One would think that entering al-Rajaa would involve immersing oneself in a world of sign language, but this was not the case. The classroom was lively with eager chatter, with sign language used only in moderation. Although unable to hear, the older students had long since developed key lip reading and contextual understanding skills that helped them speak and listen in total silence.

When asked about how students can learn to interact so confidently, the teacher, Mary, points to the mirror on the wall. “They hear with their eyes”, she explained, and described the process of getting children to speak in front of the mirror, observing the ways that their lips should move in order to produce the desired sound. The teachers also ask the students to place their hands on their throats, noses, and mouths to feel the vibrations. With practice, deaf children can learn their alphabets, and eventually, can learn to speak without ever hearing their voice.

In today’s lesson, the students were sitting in a u-shaped circle and attempting to lip read the teacher, to work out which foods she was describing. Different teachers make themselves more or less easy to lip read, helping students to prepare themselves gradually for the realities of lip-reading in the real world. Today, the students were doing well, the room surprisingly active with answers and discussions.

Many of the scenes Mohammad Adeeb was witnessing were not unfamiliar to him. He first enrolled in the school at the age of 4, and remembered the challenges associated with passing high school education as a deaf child. Beyond his higher education credentials, he is also a full-time teacher; he was recently appointed as the school’s Physical Education instructor, having rejected an earlier offer from the Ministry of Education. For Mohammad Adeeb, the school is his second home, the place where he first learned to communicate with his family and friends.

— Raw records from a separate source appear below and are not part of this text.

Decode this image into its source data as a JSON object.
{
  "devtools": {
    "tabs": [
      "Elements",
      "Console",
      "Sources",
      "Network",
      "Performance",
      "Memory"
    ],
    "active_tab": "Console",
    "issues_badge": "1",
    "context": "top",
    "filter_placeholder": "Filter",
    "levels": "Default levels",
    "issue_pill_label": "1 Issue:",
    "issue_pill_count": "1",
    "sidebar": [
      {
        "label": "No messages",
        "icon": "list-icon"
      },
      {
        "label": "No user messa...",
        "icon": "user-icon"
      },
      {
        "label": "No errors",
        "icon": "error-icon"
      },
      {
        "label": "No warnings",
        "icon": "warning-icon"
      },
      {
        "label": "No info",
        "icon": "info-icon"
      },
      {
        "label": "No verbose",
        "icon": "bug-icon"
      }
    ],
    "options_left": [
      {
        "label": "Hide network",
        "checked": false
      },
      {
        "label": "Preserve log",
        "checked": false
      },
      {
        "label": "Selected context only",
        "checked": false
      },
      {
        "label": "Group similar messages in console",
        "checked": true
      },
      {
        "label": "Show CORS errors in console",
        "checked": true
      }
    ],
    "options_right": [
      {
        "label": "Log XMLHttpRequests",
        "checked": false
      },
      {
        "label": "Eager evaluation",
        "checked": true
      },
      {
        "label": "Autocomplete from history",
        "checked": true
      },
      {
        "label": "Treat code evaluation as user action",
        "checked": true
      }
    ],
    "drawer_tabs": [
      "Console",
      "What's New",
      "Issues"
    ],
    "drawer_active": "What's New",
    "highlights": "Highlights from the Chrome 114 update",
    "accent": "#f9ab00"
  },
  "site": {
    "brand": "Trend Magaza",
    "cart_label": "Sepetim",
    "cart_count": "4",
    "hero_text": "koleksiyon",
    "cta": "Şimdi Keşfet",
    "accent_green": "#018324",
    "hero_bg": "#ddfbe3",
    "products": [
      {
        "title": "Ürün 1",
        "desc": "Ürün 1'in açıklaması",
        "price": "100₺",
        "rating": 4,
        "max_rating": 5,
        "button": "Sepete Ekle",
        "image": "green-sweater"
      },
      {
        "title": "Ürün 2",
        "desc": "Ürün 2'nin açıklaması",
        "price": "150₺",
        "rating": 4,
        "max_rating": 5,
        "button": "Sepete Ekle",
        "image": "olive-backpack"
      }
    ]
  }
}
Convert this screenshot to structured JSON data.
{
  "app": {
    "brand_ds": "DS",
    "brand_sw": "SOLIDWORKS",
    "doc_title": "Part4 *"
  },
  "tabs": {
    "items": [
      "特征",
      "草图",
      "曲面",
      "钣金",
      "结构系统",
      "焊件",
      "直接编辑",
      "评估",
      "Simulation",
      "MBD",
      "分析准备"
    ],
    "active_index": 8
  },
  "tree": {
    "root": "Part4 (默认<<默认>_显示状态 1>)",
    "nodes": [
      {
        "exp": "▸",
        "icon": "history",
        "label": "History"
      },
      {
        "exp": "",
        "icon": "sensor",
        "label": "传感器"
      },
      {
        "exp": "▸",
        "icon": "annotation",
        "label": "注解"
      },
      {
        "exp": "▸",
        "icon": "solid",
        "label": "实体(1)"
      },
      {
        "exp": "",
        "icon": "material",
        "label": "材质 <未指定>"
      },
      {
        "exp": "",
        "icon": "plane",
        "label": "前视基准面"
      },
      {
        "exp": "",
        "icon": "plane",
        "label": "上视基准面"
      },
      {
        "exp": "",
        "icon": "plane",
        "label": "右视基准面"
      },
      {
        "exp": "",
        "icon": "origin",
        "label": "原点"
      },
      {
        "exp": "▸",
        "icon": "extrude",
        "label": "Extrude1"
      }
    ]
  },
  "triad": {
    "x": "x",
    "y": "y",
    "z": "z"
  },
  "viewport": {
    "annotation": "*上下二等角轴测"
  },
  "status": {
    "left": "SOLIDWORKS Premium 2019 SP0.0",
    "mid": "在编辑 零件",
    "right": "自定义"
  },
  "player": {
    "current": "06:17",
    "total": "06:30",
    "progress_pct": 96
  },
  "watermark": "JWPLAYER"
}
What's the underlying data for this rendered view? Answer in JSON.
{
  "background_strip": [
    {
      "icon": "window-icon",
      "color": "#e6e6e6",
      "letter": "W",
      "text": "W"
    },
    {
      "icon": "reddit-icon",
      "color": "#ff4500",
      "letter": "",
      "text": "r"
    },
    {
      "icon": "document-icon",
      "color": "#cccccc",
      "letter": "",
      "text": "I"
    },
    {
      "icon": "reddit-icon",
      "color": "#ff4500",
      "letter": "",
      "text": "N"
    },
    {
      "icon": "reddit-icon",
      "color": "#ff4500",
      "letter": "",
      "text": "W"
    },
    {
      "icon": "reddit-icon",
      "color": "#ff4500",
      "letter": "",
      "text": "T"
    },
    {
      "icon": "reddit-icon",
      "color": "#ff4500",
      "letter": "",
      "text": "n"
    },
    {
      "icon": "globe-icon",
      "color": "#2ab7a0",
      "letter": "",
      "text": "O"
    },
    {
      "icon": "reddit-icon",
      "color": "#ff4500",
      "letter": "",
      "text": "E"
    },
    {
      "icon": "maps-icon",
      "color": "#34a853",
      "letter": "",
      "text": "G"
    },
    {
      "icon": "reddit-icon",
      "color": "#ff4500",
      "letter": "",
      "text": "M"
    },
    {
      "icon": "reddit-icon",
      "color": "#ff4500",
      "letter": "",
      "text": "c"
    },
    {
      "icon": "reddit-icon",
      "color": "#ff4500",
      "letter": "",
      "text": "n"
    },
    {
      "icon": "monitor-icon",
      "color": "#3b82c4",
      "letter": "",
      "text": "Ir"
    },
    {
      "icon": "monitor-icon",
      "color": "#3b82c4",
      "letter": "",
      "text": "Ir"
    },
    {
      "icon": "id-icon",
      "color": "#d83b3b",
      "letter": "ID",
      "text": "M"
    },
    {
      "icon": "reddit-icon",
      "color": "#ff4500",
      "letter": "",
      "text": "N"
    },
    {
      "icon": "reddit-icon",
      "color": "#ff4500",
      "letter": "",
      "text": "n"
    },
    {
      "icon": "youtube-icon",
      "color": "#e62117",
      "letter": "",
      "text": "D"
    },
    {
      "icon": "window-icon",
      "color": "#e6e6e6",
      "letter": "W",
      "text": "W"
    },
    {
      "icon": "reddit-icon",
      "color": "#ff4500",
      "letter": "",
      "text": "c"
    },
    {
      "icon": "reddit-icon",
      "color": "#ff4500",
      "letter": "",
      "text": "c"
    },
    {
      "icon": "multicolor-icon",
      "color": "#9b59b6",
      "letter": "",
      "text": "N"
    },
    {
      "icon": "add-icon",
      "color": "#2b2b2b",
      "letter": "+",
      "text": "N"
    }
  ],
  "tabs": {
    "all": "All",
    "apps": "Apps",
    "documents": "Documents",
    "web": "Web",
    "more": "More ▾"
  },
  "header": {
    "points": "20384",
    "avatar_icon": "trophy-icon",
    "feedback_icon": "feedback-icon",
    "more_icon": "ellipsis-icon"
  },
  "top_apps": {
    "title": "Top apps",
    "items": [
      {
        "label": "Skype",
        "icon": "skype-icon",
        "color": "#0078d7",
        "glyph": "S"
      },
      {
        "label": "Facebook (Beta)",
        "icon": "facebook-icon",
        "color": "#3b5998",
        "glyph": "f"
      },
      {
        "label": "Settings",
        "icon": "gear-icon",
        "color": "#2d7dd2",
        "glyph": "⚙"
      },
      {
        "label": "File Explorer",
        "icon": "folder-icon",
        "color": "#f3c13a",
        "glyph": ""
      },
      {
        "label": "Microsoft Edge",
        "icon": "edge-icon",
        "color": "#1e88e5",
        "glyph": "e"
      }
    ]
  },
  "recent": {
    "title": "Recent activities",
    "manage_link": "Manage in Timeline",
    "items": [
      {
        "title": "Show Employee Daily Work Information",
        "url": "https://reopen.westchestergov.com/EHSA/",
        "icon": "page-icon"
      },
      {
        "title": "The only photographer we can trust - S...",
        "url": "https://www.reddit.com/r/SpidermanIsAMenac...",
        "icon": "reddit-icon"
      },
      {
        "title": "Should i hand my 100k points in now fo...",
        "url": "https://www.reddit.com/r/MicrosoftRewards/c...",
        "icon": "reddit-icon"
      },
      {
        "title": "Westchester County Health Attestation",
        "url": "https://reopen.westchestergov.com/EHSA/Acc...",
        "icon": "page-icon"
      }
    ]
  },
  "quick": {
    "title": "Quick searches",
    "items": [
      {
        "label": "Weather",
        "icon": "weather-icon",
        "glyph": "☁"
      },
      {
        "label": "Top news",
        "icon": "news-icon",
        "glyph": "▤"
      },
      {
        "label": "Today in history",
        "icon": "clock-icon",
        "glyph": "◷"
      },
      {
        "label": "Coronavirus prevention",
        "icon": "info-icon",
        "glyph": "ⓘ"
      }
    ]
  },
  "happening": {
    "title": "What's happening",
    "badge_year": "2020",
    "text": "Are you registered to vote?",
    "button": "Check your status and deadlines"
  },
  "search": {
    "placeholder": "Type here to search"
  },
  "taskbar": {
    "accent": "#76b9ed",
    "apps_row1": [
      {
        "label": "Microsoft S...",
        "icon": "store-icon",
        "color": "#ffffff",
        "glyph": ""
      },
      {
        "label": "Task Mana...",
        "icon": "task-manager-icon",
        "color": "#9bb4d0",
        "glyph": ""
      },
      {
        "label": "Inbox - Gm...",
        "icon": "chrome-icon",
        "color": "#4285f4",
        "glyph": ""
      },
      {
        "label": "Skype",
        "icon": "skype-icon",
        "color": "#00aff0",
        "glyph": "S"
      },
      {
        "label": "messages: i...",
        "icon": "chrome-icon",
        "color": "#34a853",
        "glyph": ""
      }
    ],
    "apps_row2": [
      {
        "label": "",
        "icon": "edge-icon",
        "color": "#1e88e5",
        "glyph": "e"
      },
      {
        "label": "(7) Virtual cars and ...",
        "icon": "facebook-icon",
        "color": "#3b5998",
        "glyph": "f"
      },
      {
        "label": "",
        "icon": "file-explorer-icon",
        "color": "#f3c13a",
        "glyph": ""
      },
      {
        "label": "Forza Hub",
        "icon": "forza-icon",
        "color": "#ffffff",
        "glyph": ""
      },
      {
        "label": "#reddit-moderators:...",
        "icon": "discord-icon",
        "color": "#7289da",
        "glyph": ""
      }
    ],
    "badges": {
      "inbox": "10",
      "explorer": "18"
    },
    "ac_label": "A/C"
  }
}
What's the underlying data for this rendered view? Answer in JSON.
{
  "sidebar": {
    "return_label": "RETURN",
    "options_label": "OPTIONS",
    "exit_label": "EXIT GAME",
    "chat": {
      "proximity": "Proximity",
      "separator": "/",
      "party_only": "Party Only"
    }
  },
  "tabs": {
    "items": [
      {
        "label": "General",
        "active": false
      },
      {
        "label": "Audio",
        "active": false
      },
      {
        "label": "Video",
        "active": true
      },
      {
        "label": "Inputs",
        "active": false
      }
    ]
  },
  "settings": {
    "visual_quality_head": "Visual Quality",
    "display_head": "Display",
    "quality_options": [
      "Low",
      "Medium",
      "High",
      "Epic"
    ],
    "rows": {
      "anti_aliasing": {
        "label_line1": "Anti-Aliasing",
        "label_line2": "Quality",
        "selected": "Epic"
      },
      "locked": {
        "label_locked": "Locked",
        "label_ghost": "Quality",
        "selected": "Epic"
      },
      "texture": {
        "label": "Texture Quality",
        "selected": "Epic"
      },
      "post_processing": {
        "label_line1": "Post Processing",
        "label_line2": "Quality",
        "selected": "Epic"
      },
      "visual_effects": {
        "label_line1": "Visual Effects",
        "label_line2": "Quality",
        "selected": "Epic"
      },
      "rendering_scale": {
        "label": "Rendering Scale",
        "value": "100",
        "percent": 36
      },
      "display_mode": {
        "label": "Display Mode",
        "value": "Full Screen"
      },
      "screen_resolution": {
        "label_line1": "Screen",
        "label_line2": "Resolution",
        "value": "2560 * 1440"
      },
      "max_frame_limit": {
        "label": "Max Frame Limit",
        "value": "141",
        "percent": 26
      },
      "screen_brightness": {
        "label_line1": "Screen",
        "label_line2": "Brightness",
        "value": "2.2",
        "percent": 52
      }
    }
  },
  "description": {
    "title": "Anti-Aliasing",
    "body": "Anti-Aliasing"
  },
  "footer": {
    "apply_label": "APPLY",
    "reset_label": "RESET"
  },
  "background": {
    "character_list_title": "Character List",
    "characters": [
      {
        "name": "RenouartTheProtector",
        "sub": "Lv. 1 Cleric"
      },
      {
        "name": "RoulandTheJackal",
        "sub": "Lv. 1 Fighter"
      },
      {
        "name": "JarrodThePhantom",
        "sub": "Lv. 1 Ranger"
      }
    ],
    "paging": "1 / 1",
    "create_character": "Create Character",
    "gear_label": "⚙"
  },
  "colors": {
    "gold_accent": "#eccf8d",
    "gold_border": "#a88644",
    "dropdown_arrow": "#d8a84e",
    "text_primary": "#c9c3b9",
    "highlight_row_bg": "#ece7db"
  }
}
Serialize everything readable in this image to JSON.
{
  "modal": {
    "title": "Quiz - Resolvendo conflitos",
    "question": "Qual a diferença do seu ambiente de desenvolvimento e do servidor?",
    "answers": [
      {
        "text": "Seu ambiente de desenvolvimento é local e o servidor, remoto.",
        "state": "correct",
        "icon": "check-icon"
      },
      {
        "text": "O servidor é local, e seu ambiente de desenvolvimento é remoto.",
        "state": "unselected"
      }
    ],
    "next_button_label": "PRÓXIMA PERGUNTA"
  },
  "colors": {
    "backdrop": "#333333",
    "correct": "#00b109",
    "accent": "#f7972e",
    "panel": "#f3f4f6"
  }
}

It is perhaps this motivation that is helping him to design his Master’s thesis in his spare time. Now at 33 years old, he wants to give back to a system that once helped him flourish.